[2] One weakness is that this question is ambiguous about how to deal with interventions that change who exists (for instance, policies that raise or lower birth rates). If you assume that you must become someone - non-existence is not an option - you would end up adopting the 'average view', which actually has no supporters in moral philosophy. If you simply ignored anyone whose existence was conditional on your decision, you would be adopting the 'person affecting view', which itself has serious problems. If you do include those people in the population of people you could become, and add 'non-existence' as the alternative for the choices which cause those people not to exist, you would be adopting the 'total view'.

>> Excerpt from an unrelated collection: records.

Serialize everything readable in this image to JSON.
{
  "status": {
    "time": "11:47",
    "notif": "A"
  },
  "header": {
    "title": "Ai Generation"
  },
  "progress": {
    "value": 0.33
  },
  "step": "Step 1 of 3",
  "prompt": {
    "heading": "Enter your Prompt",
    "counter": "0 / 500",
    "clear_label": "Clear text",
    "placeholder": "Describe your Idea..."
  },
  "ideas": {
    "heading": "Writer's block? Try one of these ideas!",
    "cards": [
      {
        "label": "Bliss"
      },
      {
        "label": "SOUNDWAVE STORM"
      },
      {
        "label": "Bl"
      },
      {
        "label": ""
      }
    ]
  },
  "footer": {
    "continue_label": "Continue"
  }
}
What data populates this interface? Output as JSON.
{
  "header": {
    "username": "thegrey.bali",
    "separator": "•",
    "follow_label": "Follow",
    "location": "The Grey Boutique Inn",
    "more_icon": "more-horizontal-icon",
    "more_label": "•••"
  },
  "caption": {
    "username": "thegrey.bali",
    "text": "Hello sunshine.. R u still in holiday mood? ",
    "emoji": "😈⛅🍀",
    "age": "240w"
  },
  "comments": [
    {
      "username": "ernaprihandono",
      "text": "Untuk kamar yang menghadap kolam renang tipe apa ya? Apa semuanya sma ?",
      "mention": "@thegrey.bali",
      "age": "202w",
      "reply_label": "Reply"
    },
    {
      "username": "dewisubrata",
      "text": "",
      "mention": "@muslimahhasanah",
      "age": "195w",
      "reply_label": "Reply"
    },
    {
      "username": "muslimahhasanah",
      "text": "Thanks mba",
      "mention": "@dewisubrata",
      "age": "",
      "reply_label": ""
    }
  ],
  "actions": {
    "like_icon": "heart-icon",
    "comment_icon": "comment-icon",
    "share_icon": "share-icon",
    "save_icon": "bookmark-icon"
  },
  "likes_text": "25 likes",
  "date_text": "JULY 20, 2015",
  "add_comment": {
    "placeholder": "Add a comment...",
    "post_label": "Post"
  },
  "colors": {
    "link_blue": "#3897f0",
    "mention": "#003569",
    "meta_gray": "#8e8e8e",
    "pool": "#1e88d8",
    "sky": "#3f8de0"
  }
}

[3] Alternatively, if you were convinced that these long-term prosperity effects were the most important impact, and were similarly valuable across countries, you could try to estimate the increase in the rate of economic growth per $100 invested in different projects, and just seek to maximise that.